* Exercise
Check each line of the listing for the word "count" and report the ones that have it.

* Input for this task

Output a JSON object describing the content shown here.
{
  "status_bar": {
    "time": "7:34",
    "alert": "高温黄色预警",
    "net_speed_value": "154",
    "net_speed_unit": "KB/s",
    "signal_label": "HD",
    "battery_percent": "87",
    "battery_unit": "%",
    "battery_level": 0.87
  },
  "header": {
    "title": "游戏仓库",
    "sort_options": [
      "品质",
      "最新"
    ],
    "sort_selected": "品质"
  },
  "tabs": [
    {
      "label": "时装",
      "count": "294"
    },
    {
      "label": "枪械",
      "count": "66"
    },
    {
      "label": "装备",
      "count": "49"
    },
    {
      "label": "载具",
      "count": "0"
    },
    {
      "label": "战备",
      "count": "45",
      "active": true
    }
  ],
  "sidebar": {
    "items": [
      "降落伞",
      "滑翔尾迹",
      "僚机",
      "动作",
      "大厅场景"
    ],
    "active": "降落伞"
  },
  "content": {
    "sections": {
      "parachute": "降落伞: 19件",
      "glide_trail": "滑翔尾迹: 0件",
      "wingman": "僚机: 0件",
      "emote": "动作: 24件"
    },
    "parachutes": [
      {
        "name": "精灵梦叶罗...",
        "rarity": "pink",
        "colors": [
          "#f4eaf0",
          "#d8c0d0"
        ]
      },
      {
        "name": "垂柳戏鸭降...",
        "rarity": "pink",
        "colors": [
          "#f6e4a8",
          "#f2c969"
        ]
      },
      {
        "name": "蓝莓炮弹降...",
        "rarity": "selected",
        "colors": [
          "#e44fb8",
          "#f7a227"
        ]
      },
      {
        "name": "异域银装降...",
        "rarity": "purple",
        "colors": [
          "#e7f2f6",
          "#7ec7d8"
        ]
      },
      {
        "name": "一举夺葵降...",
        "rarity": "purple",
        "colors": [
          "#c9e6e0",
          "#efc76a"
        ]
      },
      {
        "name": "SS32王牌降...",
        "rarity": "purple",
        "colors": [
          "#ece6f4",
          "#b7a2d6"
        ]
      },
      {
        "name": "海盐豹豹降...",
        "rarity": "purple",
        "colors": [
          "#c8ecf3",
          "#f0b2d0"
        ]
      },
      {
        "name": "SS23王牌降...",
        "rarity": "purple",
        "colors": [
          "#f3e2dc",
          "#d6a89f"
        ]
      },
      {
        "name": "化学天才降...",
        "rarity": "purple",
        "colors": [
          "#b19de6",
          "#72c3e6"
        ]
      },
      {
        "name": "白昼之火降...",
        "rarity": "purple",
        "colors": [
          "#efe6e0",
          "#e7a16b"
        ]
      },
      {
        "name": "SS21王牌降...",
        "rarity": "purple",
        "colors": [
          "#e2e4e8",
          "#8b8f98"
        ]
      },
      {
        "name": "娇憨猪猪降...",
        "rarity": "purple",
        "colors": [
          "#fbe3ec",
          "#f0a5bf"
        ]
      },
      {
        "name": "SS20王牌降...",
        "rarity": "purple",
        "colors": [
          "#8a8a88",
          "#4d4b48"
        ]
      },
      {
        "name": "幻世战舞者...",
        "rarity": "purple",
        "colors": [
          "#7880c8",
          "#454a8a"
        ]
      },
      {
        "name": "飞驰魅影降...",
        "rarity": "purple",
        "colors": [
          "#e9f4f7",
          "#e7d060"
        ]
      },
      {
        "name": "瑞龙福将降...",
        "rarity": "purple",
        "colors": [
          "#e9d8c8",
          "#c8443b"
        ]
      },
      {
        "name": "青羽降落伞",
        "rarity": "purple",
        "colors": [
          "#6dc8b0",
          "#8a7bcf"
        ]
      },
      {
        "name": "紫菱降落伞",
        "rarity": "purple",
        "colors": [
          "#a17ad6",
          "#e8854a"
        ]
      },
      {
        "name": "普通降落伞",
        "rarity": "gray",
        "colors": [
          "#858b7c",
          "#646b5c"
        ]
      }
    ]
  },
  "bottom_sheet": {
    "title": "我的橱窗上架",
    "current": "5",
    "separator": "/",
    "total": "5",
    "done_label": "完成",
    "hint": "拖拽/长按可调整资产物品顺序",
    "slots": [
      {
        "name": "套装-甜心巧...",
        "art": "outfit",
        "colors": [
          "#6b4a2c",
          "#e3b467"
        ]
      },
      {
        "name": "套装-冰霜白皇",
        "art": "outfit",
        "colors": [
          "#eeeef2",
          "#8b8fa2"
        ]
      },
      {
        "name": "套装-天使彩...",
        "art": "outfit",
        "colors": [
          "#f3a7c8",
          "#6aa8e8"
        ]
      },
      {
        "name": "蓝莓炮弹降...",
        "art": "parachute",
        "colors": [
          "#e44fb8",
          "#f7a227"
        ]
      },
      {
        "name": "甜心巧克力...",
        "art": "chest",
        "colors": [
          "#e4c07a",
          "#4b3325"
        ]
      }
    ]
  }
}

* Result below
      "count": "294"
      "count": "66"
      "count": "49"
      "count": "0"
      "count": "45",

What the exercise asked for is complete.